> Exercise requirements:
Print each entry verbatim.

::: Input material

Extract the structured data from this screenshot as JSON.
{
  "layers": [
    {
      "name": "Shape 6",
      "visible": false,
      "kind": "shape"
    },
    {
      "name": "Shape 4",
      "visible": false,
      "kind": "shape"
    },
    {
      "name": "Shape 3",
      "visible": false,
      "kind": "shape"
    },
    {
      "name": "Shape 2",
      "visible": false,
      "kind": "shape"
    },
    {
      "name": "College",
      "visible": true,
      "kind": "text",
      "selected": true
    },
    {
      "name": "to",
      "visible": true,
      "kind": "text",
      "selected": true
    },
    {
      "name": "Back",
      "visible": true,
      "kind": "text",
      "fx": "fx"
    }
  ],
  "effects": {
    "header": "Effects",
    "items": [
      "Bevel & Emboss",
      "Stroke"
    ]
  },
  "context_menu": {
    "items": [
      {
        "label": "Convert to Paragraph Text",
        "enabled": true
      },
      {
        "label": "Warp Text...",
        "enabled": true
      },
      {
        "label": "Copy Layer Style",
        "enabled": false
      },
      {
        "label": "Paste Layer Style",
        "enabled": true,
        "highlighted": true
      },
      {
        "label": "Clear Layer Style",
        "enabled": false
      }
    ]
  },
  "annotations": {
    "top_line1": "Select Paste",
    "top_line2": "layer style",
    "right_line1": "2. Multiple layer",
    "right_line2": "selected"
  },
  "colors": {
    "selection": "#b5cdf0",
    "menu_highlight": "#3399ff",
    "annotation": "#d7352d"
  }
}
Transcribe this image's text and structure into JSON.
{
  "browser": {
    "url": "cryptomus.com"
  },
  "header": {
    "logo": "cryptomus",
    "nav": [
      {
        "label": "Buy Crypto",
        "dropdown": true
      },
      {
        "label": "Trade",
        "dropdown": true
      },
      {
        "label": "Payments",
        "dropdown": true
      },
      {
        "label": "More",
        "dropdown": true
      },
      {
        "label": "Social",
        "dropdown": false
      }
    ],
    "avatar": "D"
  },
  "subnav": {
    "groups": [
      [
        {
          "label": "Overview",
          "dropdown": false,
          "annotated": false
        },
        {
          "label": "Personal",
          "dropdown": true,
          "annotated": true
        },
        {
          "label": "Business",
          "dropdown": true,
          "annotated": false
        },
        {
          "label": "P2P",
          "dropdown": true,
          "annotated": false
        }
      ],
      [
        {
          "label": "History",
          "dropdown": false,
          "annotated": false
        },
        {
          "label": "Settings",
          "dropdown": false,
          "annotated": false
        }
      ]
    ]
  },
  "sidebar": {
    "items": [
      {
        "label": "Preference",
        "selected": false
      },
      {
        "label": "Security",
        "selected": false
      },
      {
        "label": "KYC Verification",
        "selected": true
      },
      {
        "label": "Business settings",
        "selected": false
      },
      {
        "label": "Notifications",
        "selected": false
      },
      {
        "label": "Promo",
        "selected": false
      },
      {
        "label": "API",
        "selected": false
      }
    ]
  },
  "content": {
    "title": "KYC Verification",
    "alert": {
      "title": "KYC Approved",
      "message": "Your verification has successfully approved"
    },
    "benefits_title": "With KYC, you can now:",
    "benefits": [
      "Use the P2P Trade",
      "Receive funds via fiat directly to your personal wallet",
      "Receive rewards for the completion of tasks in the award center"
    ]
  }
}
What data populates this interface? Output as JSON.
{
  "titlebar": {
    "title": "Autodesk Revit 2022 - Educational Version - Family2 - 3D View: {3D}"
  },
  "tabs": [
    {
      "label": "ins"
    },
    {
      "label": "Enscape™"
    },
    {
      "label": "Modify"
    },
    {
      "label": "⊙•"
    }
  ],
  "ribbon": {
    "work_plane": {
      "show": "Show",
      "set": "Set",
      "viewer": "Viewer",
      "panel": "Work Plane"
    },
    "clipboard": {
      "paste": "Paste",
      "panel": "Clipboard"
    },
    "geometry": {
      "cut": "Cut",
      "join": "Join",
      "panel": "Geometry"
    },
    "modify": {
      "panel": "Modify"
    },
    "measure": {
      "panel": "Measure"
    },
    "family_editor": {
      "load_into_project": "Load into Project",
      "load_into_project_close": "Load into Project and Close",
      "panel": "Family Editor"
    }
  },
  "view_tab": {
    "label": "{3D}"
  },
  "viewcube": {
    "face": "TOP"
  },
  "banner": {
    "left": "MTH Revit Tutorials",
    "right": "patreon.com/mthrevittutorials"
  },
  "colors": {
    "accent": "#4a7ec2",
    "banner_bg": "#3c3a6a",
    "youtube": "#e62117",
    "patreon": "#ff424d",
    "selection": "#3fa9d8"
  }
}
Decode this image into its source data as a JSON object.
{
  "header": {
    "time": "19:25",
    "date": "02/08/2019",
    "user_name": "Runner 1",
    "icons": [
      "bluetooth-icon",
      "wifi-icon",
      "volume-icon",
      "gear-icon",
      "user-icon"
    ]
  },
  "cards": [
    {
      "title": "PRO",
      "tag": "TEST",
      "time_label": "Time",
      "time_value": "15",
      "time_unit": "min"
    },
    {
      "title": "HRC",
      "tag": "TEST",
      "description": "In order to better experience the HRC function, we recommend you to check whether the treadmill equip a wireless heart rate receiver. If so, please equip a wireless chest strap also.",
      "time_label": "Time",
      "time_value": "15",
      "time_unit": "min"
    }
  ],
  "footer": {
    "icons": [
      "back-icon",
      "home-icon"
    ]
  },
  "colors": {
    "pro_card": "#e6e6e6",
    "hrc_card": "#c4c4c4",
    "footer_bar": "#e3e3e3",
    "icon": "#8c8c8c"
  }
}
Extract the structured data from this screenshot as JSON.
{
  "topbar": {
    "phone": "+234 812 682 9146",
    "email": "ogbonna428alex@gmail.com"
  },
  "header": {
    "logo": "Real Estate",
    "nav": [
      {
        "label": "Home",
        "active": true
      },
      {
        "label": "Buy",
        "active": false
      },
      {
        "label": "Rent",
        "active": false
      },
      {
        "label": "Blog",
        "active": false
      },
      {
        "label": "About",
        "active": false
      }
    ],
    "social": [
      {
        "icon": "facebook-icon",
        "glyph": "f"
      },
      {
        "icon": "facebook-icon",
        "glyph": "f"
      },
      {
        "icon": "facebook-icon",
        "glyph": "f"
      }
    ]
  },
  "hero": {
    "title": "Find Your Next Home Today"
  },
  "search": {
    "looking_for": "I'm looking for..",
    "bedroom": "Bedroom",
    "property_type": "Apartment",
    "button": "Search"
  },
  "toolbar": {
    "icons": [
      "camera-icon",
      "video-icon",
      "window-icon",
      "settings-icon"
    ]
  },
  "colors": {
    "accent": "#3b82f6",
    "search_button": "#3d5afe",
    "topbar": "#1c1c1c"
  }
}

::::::

> Response for this exercise:
Extract the structured data from this screenshot as JSON.
{
  "layers": [
    {
      "name": "Shape 6",
      "visible": false,
      "kind": "shape"
    },
    {
      "name": "Shape 4",
      "visible": false,
      "kind": "shape"
    },
    {
      "name": "Shape 3",
      "visible": false,
      "kind": "shape"
    },
    {
      "name": "Shape 2",
      "visible": false,
      "kind": "shape"
    },
    {
      "name": "College",
      "visible": true,
      "kind": "text",
      "selected": true
    },
    {
      "name": "to",
      "visible": true,
      "kind": "text",
      "selected": true
    },
    {
      "name": "Back",
      "visible": true,
      "kind": "text",
      "fx": "fx"
    }
  ],
  "effects": {
    "header": "Effects",
    "items": [
      "Bevel & Emboss",
      "Stroke"
    ]
  },
  "context_menu": {
    "items": [
      {
        "label": "Convert to Paragraph Text",
        "enabled": true
      },
      {
        "label": "Warp Text...",
        "enabled": true
      },
      {
        "label": "Copy Layer Style",
        "enabled": false
      },
      {
        "label": "Paste Layer Style",
        "enabled": true,
        "highlighted": true
      },
      {
        "label": "Clear Layer Style",
        "enabled": false
      }
    ]
  },
  "annotations": {
    "top_line1": "Select Paste",
    "top_line2": "layer style",
    "right_line1": "2. Multiple layer",
    "right_line2": "selected"
  },
  "colors": {
    "selection": "#b5cdf0",
    "menu_highlight": "#3399ff",
    "annotation": "#d7352d"
  }
}
Transcribe this image's text and structure into JSON.
{
  "browser": {
    "url": "cryptomus.com"
  },
  "header": {
    "logo": "cryptomus",
    "nav": [
      {
        "label": "Buy Crypto",
        "dropdown": true
      },
      {
        "label": "Trade",
        "dropdown": true
      },
      {
        "label": "Payments",
        "dropdown": true
      },
      {
        "label": "More",
        "dropdown": true
      },
      {
        "label": "Social",
        "dropdown": false
      }
    ],
    "avatar": "D"
  },
  "subnav": {
    "groups": [
      [
        {
          "label": "Overview",
          "dropdown": false,
          "annotated": false
        },
        {
          "label": "Personal",
          "dropdown": true,
          "annotated": true
        },
        {
          "label": "Business",
          "dropdown": true,
          "annotated": false
        },
        {
          "label": "P2P",
          "dropdown": true,
          "annotated": false
        }
      ],
      [
        {
          "label": "History",
          "dropdown": false,
          "annotated": false
        },
        {
          "label": "Settings",
          "dropdown": false,
          "annotated": false
        }
      ]
    ]
  },
  "sidebar": {
    "items": [
      {
        "label": "Preference",
        "selected": false
      },
      {
        "label": "Security",
        "selected": false
      },
      {
        "label": "KYC Verification",
        "selected": true
      },
      {
        "label": "Business settings",
        "selected": false
      },
      {
        "label": "Notifications",
        "selected": false
      },
      {
        "label": "Promo",
        "selected": false
      },
      {
        "label": "API",
        "selected": false
      }
    ]
  },
  "content": {
    "title": "KYC Verification",
    "alert": {
      "title": "KYC Approved",
      "message": "Your verification has successfully approved"
    },
    "benefits_title": "With KYC, you can now:",
    "benefits": [
      "Use the P2P Trade",
      "Receive funds via fiat directly to your personal wallet",
      "Receive rewards for the completion of tasks in the award center"
    ]
  }
}
What data populates this interface? Output as JSON.
{
  "titlebar": {
    "title": "Autodesk Revit 2022 - Educational Version - Family2 - 3D View: {3D}"
  },
  "tabs": [
    {
      "label": "ins"
    },
    {
      "label": "Enscape™"
    },
    {
      "label": "Modify"
    },
    {
      "label": "⊙•"
    }
  ],
  "ribbon": {
    "work_plane": {
      "show": "Show",
      "set": "Set",
      "viewer": "Viewer",
      "panel": "Work Plane"
    },
    "clipboard": {
      "paste": "Paste",
      "panel": "Clipboard"
    },
    "geometry": {
      "cut": "Cut",
      "join": "Join",
      "panel": "Geometry"
    },
    "modify": {
      "panel": "Modify"
    },
    "measure": {
      "panel": "Measure"
    },
    "family_editor": {
      "load_into_project": "Load into Project",
      "load_into_project_close": "Load into Project and Close",
      "panel": "Family Editor"
    }
  },
  "view_tab": {
    "label": "{3D}"
  },
  "viewcube": {
    "face": "TOP"
  },
  "banner": {
    "left": "MTH Revit Tutorials",
    "right": "patreon.com/mthrevittutorials"
  },
  "colors": {
    "accent": "#4a7ec2",
    "banner_bg": "#3c3a6a",
    "youtube": "#e62117",
    "patreon": "#ff424d",
    "selection": "#3fa9d8"
  }
}
Decode this image into its source data as a JSON object.
{
  "header": {
    "time": "19:25",
    "date": "02/08/2019",
    "user_name": "Runner 1",
    "icons": [
      "bluetooth-icon",
      "wifi-icon",
      "volume-icon",
      "gear-icon",
      "user-icon"
    ]
  },
  "cards": [
    {
      "title": "PRO",
      "tag": "TEST",
      "time_label": "Time",
      "time_value": "15",
      "time_unit": "min"
    },
    {
      "title": "HRC",
      "tag": "TEST",
      "description": "In order to better experience the HRC function, we recommend you to check whether the treadmill equip a wireless heart rate receiver. If so, please equip a wireless chest strap also.",
      "time_label": "Time",
      "time_value": "15",
      "time_unit": "min"
    }
  ],
  "footer": {
    "icons": [
      "back-icon",
      "home-icon"
    ]
  },
  "colors": {
    "pro_card": "#e6e6e6",
    "hrc_card": "#c4c4c4",
    "footer_bar": "#e3e3e3",
    "icon": "#8c8c8c"
  }
}
Extract the structured data from this screenshot as JSON.
{
  "topbar": {
    "phone": "+234 812 682 9146",
    "email": "ogbonna428alex@gmail.com"
  },
  "header": {
    "logo": "Real Estate",
    "nav": [
      {
        "label": "Home",
        "active": true
      },
      {
        "label": "Buy",
        "active": false
      },
      {
        "label": "Rent",
        "active": false
      },
      {
        "label": "Blog",
        "active": false
      },
      {
        "label": "About",
        "active": false
      }
    ],
    "social": [
      {
        "icon": "facebook-icon",
        "glyph": "f"
      },
      {
        "icon": "facebook-icon",
        "glyph": "f"
      },
      {
        "icon": "facebook-icon",
        "glyph": "f"
      }
    ]
  },
  "hero": {
    "title": "Find Your Next Home Today"
  },
  "search": {
    "looking_for": "I'm looking for..",
    "bedroom": "Bedroom",
    "property_type": "Apartment",
    "button": "Search"
  },
  "toolbar": {
    "icons": [
      "camera-icon",
      "video-icon",
      "window-icon",
      "settings-icon"
    ]
  },
  "colors": {
    "accent": "#3b82f6",
    "search_button": "#3d5afe",
    "topbar": "#1c1c1c"
  }
}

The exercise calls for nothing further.